Now that bitcoin ETFs are trading across U.S. public markets, many large money managers that have been effectively locked out of crypto finally have a way to access the primary digital currency.
For the $30 trillion advised wealth management industry, the floodgates could be about to open. Analysts at Standard Chartered anticipate fund inflows in the range of $50 billion to $100 billion in 2024.
“Bitcoin is beginning to become a benchmark asset for the younger generation,” said Anthony Pompliano, founder of Pomp Investments. “We know most investors can’t beat benchmarks, so adding the new benchmark to your asset allocation is the only way to try to keep up.”
Bitcoin rose as high as $49,000 on Thursday, reaching levels not seen since December 2021, before dropping Friday to around $43,000. It soared 150% last year following a brutal selloff in 2022.
Wide swaths of the investment world missed out on the 2023 rally. According to VanEck CEO Jan van Eck, many fiduciaries, financial advisors and banks had been explicitly told in the past “not to touch crypto,” due largely to its unregulated nature.
That changed on Wednesday after the Securities and Exchange Commission cleared the sales of spot bitcoin ETFs, allowing investors to access bitcoin the same way they purchase stock and bond index funds. SEC Chair Gary Gensler continues to issue stern warnings when it comes to crypto investments, but that’s not holding back activity.
For its Hundredfold Select Alternatives Fund, mutual fund manager Advisors Preferred Trust is investing up to 15% of total assets for indirect bitcoin exposure through funds and futures contracts, according to a recent prospectus.
Pompliano says “most passive funds are looking for ways to increase performance.”
Bitwise Asset Management is one of the 11 issuers that were granted initial approval for a bitcoin product. Chief Investment Officer Matt Hougan said the Bitwise Bitcoin ETF, which is offering the lowest fee at 0.2% of holdings, is primarily targeting financial advisors and family offices.
“That includes RIAs [registered investment advisors] and includes, eventually, wirehouses — that is a many trillion dollar market,” said Hougan, adding that advisors are “increasingly carving out” an allocation of 1% to 5%. “We know that they’re interested in crypto, and we know that they’ve been waiting for an ETF.”
In a survey of financial advisors recently conducted in conjunction with VettaFi, a data-driven ETF platform, Bitwise found that 88% of advisors interested in purchasing bitcoin were waiting until after a spot bitcoin ETF was approved. Among advisors who already invest in crypto, large allocations (more than 3% of a portfolio) more than doubled to 47% in 2023 from the prior year.
“For the vast majority of people, a low-cost bitcoin ETF is going to be the easiest way to do that,” Hougan said.
According to data from Robinhood, 81% of bitcoin ETF trading volume in the first week was in individual accounts, with the rest in retirement accounts.
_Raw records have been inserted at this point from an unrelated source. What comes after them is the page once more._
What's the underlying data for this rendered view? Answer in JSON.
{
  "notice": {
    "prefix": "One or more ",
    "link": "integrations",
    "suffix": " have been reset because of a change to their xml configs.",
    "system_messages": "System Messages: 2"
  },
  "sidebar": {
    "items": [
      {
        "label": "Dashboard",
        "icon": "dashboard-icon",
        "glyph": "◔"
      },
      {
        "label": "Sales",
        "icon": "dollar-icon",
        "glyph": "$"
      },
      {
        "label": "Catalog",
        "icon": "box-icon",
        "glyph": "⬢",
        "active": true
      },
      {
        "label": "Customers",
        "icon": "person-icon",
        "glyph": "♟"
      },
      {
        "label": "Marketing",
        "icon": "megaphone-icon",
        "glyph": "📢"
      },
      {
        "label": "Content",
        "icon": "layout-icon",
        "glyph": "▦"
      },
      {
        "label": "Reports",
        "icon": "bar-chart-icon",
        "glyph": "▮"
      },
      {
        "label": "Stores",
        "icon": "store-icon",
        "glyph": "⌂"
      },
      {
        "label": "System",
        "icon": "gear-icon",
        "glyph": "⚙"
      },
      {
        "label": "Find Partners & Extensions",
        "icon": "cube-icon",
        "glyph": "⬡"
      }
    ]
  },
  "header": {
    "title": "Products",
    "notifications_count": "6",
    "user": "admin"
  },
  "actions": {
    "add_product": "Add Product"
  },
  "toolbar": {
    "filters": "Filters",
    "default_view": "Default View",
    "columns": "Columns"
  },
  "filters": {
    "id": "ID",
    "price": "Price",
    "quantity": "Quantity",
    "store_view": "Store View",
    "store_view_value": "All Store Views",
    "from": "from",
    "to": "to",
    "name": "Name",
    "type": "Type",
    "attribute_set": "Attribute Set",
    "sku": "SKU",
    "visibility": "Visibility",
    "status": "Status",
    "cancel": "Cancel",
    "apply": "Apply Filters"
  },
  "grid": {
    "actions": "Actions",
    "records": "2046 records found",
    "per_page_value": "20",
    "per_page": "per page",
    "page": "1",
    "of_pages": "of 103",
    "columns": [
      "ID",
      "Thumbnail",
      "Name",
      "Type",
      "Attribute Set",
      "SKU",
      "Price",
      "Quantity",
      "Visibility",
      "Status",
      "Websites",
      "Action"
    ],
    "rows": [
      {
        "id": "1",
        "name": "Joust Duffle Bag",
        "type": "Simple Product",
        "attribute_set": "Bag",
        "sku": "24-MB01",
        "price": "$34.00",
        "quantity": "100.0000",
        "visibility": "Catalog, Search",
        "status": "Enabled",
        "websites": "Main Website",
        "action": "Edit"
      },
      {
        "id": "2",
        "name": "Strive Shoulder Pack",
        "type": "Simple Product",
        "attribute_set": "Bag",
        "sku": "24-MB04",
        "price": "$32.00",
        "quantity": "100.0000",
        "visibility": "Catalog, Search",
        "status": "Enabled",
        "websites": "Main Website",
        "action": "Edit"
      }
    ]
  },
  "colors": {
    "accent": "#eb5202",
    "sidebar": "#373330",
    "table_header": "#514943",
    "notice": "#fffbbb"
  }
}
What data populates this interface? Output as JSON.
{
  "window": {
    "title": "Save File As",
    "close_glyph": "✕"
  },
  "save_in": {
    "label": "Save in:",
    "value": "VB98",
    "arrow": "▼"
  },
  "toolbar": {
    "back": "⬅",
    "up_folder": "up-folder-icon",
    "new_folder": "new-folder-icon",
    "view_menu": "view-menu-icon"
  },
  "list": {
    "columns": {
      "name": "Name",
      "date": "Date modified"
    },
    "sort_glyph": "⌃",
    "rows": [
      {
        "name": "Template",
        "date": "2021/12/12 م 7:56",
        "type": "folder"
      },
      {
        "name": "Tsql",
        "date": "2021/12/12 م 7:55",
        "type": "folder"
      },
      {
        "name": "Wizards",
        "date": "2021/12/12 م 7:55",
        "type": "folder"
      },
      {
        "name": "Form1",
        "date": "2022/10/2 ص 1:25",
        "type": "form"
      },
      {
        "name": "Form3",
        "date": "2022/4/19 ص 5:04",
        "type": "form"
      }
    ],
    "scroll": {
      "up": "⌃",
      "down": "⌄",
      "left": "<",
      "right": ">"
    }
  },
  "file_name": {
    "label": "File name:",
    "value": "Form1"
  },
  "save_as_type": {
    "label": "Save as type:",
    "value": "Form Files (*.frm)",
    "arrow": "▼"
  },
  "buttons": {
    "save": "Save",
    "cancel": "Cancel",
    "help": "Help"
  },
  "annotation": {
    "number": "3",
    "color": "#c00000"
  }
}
Even before the SEC’s announcement Wednesday, the 2022 CFA Institute Investor Trust Study found that 94% of state and local pension plans had some crypto exposure. The new products potentially offer more legitimacy and lower costs for retirement plans that want to increase allocation.
Financial firms are offering differing advice on how best to enter the space.
In a report on its website in October, Galaxy Digital said the “strongest marginal improvement” occurred when portfolios moved from a 0% to 1% bitcoin allocation. As far back as 2019, WisdomTree said that adding bitcoin to a portfolio that’s traditionally 60% equities and 40% bonds “can improve the risk-return profile” and that from 2014 to 2019 “even a one percent allocation led to an 8.3% outperformance versus the base portfolio.”
Fidelity analyzed performance through mid-2022 and noted that “bitcoin boosted a portfolio’s returns during specific periods in the past, though it also came with substantial volatility.” To date, the firm said, bitcoin has not held up well as a hedge against inflation, but it acknowledged that “assessing this was challenging, given that inflation has been low throughout most of bitcoin’s history.”
Castle Island Ventures founder Matt Walsh, who previously led a number of Fidelity Investments’ blockchain and cryptoasset initiatives, said the types of funds quickest to jump into the market are likely to be those with a focus on high-growth tech stocks. But he also sees broader appeal.
“I think you could also see it in commodity-based portfolios, like gold-based funds that see this as a sort of digital gold,” said Walsh.
WATCH: SEC approves bitcoin ETFs